Raffle ticket holders ask ‘where’s the money?’
NORTH FORT MYERS, Fla. – A raffle that was supposed to benefit a local charity never happened.
“I started it because I had cancer three times and and each time I was out of work,” explained Linda Aiossa-McNally, founder of Working with Cancer Relief Fund, Inc.
Aiossa-McNally started the charity after enduring three rounds of cancer.
“The third time I said ‘it’s my destiny,'” she said. “God’s trying to send me a message.”
While going through her cancer treatments, she couldn’t work, which made keeping up with bills difficult.
“The second time actually I tried to get assistance,” she said. “I called up to try to get food stamps because I still had a job, but I just didn’t have any income. So it’s hard to pay your mortgage, it’s hard to buy food, you can’t pay your electric bill if you don’t have income. …They said ‘I’m sorry you don’t qualify [for food stamps].’ That got me so angry I said I want to start a non-profit to, well, to help cancer survivors get some kind of income while they’re in treatment.”
Shortly after one fundraiser, Aiossa-McNally said she was approached by Bill Galigher.
“We were just hanging out and having dinner,” she said. “They approached us and said, ‘Hey, we want to help you guys…cause we really believe helping cancer patients.’ And they said ‘we would really like to raffle off a car.’ I was like ‘well that would be great.'”

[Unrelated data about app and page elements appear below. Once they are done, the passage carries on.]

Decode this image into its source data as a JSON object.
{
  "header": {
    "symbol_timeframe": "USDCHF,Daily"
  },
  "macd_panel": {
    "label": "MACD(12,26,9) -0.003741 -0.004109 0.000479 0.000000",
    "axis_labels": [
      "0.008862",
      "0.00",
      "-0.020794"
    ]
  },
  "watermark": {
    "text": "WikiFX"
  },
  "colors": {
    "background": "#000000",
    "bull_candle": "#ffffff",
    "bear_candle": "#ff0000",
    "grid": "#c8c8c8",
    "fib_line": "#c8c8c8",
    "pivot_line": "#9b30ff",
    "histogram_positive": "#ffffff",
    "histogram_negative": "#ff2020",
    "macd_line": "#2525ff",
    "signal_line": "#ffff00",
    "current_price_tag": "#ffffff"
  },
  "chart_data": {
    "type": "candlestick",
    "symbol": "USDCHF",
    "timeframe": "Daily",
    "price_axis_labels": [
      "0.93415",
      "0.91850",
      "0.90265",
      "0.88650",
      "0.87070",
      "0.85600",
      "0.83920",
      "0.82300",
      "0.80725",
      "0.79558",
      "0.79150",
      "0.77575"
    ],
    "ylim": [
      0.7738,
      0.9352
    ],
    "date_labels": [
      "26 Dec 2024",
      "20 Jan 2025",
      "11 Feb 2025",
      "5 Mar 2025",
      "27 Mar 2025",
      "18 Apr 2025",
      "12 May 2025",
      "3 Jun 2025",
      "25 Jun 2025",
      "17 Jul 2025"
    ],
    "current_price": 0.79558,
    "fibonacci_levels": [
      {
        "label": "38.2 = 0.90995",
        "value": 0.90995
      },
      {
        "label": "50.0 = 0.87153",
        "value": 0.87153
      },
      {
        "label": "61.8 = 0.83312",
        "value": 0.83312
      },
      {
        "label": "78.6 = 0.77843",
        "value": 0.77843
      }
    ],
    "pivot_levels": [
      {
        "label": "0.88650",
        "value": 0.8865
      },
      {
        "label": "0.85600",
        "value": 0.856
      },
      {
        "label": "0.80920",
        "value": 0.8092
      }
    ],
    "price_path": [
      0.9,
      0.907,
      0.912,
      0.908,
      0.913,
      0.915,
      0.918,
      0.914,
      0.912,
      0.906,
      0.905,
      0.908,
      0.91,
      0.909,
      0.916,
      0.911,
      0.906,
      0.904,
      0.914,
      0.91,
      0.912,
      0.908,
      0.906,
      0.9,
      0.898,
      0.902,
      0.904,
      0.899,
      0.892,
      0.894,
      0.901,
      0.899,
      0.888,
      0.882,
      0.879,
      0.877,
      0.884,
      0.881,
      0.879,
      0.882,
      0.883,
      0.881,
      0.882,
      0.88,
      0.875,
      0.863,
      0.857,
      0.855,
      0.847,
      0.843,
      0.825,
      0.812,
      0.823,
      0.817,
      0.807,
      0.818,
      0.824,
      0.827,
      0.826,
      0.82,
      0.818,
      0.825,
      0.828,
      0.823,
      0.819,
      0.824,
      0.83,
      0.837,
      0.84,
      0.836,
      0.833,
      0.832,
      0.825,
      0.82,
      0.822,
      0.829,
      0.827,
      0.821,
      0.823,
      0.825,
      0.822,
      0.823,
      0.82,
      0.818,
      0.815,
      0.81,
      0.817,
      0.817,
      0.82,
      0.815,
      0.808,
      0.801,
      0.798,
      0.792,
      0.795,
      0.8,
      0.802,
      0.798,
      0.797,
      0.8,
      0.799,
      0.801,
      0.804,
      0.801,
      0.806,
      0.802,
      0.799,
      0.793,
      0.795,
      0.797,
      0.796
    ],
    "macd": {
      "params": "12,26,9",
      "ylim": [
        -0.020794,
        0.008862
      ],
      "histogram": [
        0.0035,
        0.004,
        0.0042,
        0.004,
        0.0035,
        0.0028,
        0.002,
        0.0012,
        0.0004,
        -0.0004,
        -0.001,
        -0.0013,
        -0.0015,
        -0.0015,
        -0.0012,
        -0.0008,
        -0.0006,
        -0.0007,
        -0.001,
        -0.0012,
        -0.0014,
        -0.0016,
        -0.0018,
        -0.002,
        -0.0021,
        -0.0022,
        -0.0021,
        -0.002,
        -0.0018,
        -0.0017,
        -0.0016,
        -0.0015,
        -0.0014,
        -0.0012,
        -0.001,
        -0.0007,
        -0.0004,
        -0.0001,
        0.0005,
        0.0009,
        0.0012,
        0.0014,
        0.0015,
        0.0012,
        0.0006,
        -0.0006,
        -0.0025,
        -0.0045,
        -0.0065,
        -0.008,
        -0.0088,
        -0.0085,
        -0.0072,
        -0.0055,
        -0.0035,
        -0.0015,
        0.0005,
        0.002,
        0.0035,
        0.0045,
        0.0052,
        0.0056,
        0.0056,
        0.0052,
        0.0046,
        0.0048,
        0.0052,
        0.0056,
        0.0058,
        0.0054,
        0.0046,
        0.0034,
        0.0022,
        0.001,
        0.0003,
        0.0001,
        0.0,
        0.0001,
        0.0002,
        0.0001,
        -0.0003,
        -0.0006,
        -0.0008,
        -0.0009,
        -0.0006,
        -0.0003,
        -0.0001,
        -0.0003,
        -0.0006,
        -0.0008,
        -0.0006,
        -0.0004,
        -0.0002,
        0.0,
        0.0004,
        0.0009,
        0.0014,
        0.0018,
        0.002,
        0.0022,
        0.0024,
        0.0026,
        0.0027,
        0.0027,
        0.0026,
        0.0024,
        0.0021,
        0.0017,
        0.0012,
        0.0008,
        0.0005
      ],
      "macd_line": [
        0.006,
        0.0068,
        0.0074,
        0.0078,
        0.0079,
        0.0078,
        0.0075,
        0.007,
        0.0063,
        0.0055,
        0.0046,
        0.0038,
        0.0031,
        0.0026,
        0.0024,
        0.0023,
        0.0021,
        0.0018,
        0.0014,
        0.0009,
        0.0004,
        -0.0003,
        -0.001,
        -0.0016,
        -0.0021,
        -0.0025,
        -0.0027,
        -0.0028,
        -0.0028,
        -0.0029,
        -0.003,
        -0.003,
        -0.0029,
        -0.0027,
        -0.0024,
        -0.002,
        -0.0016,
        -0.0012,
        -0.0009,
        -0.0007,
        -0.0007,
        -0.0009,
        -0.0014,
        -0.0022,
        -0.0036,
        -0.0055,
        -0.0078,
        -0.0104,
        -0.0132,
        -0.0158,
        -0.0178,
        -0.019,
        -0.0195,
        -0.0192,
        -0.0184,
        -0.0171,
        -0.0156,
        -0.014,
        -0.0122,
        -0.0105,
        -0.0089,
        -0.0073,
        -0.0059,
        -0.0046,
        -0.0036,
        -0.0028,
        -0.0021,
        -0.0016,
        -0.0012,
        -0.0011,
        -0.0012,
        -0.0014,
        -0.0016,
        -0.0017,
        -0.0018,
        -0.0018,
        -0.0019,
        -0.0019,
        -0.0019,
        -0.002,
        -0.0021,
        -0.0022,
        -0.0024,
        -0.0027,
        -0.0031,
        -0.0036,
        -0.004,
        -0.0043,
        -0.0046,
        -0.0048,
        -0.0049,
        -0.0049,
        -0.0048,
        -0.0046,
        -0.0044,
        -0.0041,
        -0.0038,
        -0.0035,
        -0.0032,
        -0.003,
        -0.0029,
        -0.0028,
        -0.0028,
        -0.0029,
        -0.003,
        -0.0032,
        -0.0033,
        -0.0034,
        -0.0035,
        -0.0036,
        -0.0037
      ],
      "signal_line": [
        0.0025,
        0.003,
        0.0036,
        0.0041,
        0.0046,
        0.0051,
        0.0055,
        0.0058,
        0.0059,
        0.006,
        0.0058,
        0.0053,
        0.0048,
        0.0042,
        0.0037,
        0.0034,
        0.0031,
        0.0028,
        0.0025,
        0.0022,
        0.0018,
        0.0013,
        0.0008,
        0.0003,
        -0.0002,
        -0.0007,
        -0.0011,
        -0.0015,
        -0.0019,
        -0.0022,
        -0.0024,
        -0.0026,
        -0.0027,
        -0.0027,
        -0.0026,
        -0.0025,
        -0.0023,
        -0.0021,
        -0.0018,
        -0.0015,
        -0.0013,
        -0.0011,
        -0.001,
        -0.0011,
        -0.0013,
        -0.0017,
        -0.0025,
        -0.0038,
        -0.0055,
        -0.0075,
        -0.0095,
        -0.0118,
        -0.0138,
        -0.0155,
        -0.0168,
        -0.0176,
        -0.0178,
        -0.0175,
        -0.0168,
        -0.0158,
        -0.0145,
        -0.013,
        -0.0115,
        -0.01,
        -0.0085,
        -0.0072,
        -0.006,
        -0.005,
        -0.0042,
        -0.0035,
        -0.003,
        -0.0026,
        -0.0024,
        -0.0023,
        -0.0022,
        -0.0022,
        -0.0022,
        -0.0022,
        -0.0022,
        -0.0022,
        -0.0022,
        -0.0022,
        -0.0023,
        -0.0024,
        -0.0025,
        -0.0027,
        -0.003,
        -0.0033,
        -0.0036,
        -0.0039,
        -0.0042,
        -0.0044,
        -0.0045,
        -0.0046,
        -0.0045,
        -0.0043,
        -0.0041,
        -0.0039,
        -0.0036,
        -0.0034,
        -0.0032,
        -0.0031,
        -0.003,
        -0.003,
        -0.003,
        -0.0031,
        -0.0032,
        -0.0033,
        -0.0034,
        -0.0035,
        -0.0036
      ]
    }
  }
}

Tickets and fliers were printed. Galigher promised to raffle off a 2007 Toyota Tacoma and give the money to Aiossa-Mcnally’s charity, she said.
But drawing day, Jan. 1, came and went.
“I wanted to know what time we were going to be there to do it and they said they were postponing it and that they were posting new fliers,” she said.
Multiple people who purchased the $20 raffle tickets said no one contacted them regarding the raffle being postponed or offered a refund. One man bought a ticket after the scheduled drawing.
Aiossa-McNally expressed discomfort with how the raffle was handled.
“I felt that the name of my organization was um, not being true to what was being said about it,” she said.
On March 4, Bill Galigher said the raffle was postponed, not cancelled, and that he sold 350 tickets but needed to sell 1,000 before holding the raffle.
Bill Galigher said $10,000 would be going to the charity, and another $10,000 would be for the truck.
Bill Galigher added he would offer refunds within a week to those who bought tickets. When contacted two weeks later, he said it would take another week to tie up lose ends and asked a reporter for a list of those seeking refunds.
Bill Galigher received the list. Another week went by.
When contacted on April 5, he said refunds would take another week.
Charity raffles are highly regulated in Florida, said Carmen Dellutri, an attorney with the Dellutri Law Group.
“You have to give [the raffle prize] away at the predetermined time and date,” he said. “If you don’t do that, you’ve violated the statute and technically criminal charges could be brought against you. Not to mention civil charges for civil theft. And I think that’s where the people can go for triple damages.”
Bill Galigher was contacted on April 29. Refunds should arrive by Monday, he said.
The lack of a raffle has left Aiossa-McNally’s charity in a difficult situation.
“It made me feel uncomfortable,” she said. “I didn’t think it was the right thing. And I’ve always been a person who does the right thing.”
Two ticket holders recently said Bill Galigher contacted them for their addresses to send them refunds.
The Lee County Sheriff’s Office and the state Department of Agriculture and Consumer Services said they were not investigating this incident.